**Requirement:** Every record below must be set down again exactly as given.

Dataset entries

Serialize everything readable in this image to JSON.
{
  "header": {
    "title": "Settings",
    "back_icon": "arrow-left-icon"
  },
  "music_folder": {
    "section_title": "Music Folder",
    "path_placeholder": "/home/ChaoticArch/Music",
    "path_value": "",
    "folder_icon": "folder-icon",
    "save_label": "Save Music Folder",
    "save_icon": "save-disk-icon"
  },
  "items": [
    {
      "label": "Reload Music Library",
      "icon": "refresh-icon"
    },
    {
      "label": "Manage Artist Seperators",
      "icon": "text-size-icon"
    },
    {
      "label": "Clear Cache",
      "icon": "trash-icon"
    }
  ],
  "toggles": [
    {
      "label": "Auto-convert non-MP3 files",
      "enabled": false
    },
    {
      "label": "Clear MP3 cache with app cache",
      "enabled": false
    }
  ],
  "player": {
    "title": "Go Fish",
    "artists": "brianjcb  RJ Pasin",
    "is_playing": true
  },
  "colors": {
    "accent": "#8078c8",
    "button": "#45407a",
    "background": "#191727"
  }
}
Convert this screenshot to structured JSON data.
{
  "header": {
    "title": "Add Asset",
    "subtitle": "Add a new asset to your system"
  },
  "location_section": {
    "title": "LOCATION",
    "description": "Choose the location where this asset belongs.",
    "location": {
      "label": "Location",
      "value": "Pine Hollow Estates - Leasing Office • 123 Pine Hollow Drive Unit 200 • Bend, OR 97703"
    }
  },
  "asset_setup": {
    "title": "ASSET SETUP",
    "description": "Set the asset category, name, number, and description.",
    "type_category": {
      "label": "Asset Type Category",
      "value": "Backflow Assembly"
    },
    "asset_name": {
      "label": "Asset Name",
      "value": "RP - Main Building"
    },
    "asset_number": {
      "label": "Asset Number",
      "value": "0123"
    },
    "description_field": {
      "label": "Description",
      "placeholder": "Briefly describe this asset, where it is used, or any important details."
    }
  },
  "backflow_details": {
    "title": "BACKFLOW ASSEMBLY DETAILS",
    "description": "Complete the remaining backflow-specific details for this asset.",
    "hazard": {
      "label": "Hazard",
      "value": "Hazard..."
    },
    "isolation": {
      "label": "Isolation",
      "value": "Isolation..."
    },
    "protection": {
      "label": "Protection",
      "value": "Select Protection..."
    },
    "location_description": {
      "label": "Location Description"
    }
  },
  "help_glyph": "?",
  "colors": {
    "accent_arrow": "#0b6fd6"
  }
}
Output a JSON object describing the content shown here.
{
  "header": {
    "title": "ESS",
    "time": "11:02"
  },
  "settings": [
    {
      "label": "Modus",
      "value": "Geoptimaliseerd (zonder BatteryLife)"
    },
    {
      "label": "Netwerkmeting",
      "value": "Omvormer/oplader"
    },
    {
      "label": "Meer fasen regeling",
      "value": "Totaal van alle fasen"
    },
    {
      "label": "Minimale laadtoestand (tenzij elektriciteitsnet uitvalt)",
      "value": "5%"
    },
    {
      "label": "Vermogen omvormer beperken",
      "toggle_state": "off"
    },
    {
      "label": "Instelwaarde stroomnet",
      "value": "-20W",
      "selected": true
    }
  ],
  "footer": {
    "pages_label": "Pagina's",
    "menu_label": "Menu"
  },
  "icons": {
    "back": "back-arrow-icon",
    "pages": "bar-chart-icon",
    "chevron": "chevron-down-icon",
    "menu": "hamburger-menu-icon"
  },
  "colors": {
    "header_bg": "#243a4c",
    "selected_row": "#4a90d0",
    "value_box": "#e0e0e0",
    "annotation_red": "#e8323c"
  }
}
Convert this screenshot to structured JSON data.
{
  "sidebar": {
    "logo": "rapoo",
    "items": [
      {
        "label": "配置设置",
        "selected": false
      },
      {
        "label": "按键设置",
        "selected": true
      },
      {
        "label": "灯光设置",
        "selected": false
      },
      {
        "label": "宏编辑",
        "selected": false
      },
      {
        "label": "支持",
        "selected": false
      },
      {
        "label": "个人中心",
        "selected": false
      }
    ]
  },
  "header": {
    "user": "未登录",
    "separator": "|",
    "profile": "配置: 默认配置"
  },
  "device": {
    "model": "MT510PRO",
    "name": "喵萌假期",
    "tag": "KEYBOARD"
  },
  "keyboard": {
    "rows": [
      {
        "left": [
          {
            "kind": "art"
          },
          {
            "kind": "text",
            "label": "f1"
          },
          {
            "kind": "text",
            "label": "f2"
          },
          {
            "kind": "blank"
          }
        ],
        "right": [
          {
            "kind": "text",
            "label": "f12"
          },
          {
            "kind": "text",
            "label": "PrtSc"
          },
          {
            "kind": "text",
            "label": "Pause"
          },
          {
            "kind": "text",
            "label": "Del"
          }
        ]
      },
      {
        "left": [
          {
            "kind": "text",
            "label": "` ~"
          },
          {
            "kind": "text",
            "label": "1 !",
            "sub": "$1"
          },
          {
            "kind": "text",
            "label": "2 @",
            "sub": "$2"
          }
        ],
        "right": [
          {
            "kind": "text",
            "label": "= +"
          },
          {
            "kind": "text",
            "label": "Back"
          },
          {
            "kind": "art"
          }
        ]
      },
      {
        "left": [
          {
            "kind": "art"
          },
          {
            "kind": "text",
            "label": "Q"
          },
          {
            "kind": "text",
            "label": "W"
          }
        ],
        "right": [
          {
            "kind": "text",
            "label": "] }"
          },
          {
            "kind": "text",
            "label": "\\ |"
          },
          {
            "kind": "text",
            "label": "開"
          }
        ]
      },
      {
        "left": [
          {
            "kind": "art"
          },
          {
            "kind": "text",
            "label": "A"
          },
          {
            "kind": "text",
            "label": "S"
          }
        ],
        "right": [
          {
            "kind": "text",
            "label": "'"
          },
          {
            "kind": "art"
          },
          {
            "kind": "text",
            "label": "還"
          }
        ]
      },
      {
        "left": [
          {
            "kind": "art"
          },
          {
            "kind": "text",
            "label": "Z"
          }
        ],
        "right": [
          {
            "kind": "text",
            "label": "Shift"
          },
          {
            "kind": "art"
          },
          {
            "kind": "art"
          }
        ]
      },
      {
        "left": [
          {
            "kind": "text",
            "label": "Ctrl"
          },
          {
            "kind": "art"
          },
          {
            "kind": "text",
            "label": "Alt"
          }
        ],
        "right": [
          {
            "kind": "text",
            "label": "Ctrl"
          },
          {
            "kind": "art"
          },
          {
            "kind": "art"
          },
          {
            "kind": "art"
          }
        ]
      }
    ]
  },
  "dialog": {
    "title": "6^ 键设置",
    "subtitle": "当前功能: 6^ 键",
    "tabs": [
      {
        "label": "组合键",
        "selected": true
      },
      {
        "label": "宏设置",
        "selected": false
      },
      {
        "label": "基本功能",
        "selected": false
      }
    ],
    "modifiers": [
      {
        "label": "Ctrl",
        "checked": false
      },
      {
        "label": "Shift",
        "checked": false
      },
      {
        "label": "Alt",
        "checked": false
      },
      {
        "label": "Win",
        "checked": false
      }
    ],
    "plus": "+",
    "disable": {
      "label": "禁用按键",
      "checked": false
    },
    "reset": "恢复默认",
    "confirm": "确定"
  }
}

**Problem solution:**
Serialize everything readable in this image to JSON.
{
  "header": {
    "title": "Settings",
    "back_icon": "arrow-left-icon"
  },
  "music_folder": {
    "section_title": "Music Folder",
    "path_placeholder": "/home/ChaoticArch/Music",
    "path_value": "",
    "folder_icon": "folder-icon",
    "save_label": "Save Music Folder",
    "save_icon": "save-disk-icon"
  },
  "items": [
    {
      "label": "Reload Music Library",
      "icon": "refresh-icon"
    },
    {
      "label": "Manage Artist Seperators",
      "icon": "text-size-icon"
    },
    {
      "label": "Clear Cache",
      "icon": "trash-icon"
    }
  ],
  "toggles": [
    {
      "label": "Auto-convert non-MP3 files",
      "enabled": false
    },
    {
      "label": "Clear MP3 cache with app cache",
      "enabled": false
    }
  ],
  "player": {
    "title": "Go Fish",
    "artists": "brianjcb  RJ Pasin",
    "is_playing": true
  },
  "colors": {
    "accent": "#8078c8",
    "button": "#45407a",
    "background": "#191727"
  }
}
Convert this screenshot to structured JSON data.
{
  "header": {
    "title": "Add Asset",
    "subtitle": "Add a new asset to your system"
  },
  "location_section": {
    "title": "LOCATION",
    "description": "Choose the location where this asset belongs.",
    "location": {
      "label": "Location",
      "value": "Pine Hollow Estates - Leasing Office • 123 Pine Hollow Drive Unit 200 • Bend, OR 97703"
    }
  },
  "asset_setup": {
    "title": "ASSET SETUP",
    "description": "Set the asset category, name, number, and description.",
    "type_category": {
      "label": "Asset Type Category",
      "value": "Backflow Assembly"
    },
    "asset_name": {
      "label": "Asset Name",
      "value": "RP - Main Building"
    },
    "asset_number": {
      "label": "Asset Number",
      "value": "0123"
    },
    "description_field": {
      "label": "Description",
      "placeholder": "Briefly describe this asset, where it is used, or any important details."
    }
  },
  "backflow_details": {
    "title": "BACKFLOW ASSEMBLY DETAILS",
    "description": "Complete the remaining backflow-specific details for this asset.",
    "hazard": {
      "label": "Hazard",
      "value": "Hazard..."
    },
    "isolation": {
      "label": "Isolation",
      "value": "Isolation..."
    },
    "protection": {
      "label": "Protection",
      "value": "Select Protection..."
    },
    "location_description": {
      "label": "Location Description"
    }
  },
  "help_glyph": "?",
  "colors": {
    "accent_arrow": "#0b6fd6"
  }
}
Output a JSON object describing the content shown here.
{
  "header": {
    "title": "ESS",
    "time": "11:02"
  },
  "settings": [
    {
      "label": "Modus",
      "value": "Geoptimaliseerd (zonder BatteryLife)"
    },
    {
      "label": "Netwerkmeting",
      "value": "Omvormer/oplader"
    },
    {
      "label": "Meer fasen regeling",
      "value": "Totaal van alle fasen"
    },
    {
      "label": "Minimale laadtoestand (tenzij elektriciteitsnet uitvalt)",
      "value": "5%"
    },
    {
      "label": "Vermogen omvormer beperken",
      "toggle_state": "off"
    },
    {
      "label": "Instelwaarde stroomnet",
      "value": "-20W",
      "selected": true
    }
  ],
  "footer": {
    "pages_label": "Pagina's",
    "menu_label": "Menu"
  },
  "icons": {
    "back": "back-arrow-icon",
    "pages": "bar-chart-icon",
    "chevron": "chevron-down-icon",
    "menu": "hamburger-menu-icon"
  },
  "colors": {
    "header_bg": "#243a4c",
    "selected_row": "#4a90d0",
    "value_box": "#e0e0e0",
    "annotation_red": "#e8323c"
  }
}
Convert this screenshot to structured JSON data.
{
  "sidebar": {
    "logo": "rapoo",
    "items": [
      {
        "label": "配置设置",
        "selected": false
      },
      {
        "label": "按键设置",
        "selected": true
      },
      {
        "label": "灯光设置",
        "selected": false
      },
      {
        "label": "宏编辑",
        "selected": false
      },
      {
        "label": "支持",
        "selected": false
      },
      {
        "label": "个人中心",
        "selected": false
      }
    ]
  },
  "header": {
    "user": "未登录",
    "separator": "|",
    "profile": "配置: 默认配置"
  },
  "device": {
    "model": "MT510PRO",
    "name": "喵萌假期",
    "tag": "KEYBOARD"
  },
  "keyboard": {
    "rows": [
      {
        "left": [
          {
            "kind": "art"
          },
          {
            "kind": "text",
            "label": "f1"
          },
          {
            "kind": "text",
            "label": "f2"
          },
          {
            "kind": "blank"
          }
        ],
        "right": [
          {
            "kind": "text",
            "label": "f12"
          },
          {
            "kind": "text",
            "label": "PrtSc"
          },
          {
            "kind": "text",
            "label": "Pause"
          },
          {
            "kind": "text",
            "label": "Del"
          }
        ]
      },
      {
        "left": [
          {
            "kind": "text",
            "label": "` ~"
          },
          {
            "kind": "text",
            "label": "1 !",
            "sub": "$1"
          },
          {
            "kind": "text",
            "label": "2 @",
            "sub": "$2"
          }
        ],
        "right": [
          {
            "kind": "text",
            "label": "= +"
          },
          {
            "kind": "text",
            "label": "Back"
          },
          {
            "kind": "art"
          }
        ]
      },
      {
        "left": [
          {
            "kind": "art"
          },
          {
            "kind": "text",
            "label": "Q"
          },
          {
            "kind": "text",
            "label": "W"
          }
        ],
        "right": [
          {
            "kind": "text",
            "label": "] }"
          },
          {
            "kind": "text",
            "label": "\\ |"
          },
          {
            "kind": "text",
            "label": "開"
          }
        ]
      },
      {
        "left": [
          {
            "kind": "art"
          },
          {
            "kind": "text",
            "label": "A"
          },
          {
            "kind": "text",
            "label": "S"
          }
        ],
        "right": [
          {
            "kind": "text",
            "label": "'"
          },
          {
            "kind": "art"
          },
          {
            "kind": "text",
            "label": "還"
          }
        ]
      },
      {
        "left": [
          {
            "kind": "art"
          },
          {
            "kind": "text",
            "label": "Z"
          }
        ],
        "right": [
          {
            "kind": "text",
            "label": "Shift"
          },
          {
            "kind": "art"
          },
          {
            "kind": "art"
          }
        ]
      },
      {
        "left": [
          {
            "kind": "text",
            "label": "Ctrl"
          },
          {
            "kind": "art"
          },
          {
            "kind": "text",
            "label": "Alt"
          }
        ],
        "right": [
          {
            "kind": "text",
            "label": "Ctrl"
          },
          {
            "kind": "art"
          },
          {
            "kind": "art"
          },
          {
            "kind": "art"
          }
        ]
      }
    ]
  },
  "dialog": {
    "title": "6^ 键设置",
    "subtitle": "当前功能: 6^ 键",
    "tabs": [
      {
        "label": "组合键",
        "selected": true
      },
      {
        "label": "宏设置",
        "selected": false
      },
      {
        "label": "基本功能",
        "selected": false
      }
    ],
    "modifiers": [
      {
        "label": "Ctrl",
        "checked": false
      },
      {
        "label": "Shift",
        "checked": false
      },
      {
        "label": "Alt",
        "checked": false
      },
      {
        "label": "Win",
        "checked": false
      }
    ],
    "plus": "+",
    "disable": {
      "label": "禁用按键",
      "checked": false
    },
    "reset": "恢复默认",
    "confirm": "确定"
  }
}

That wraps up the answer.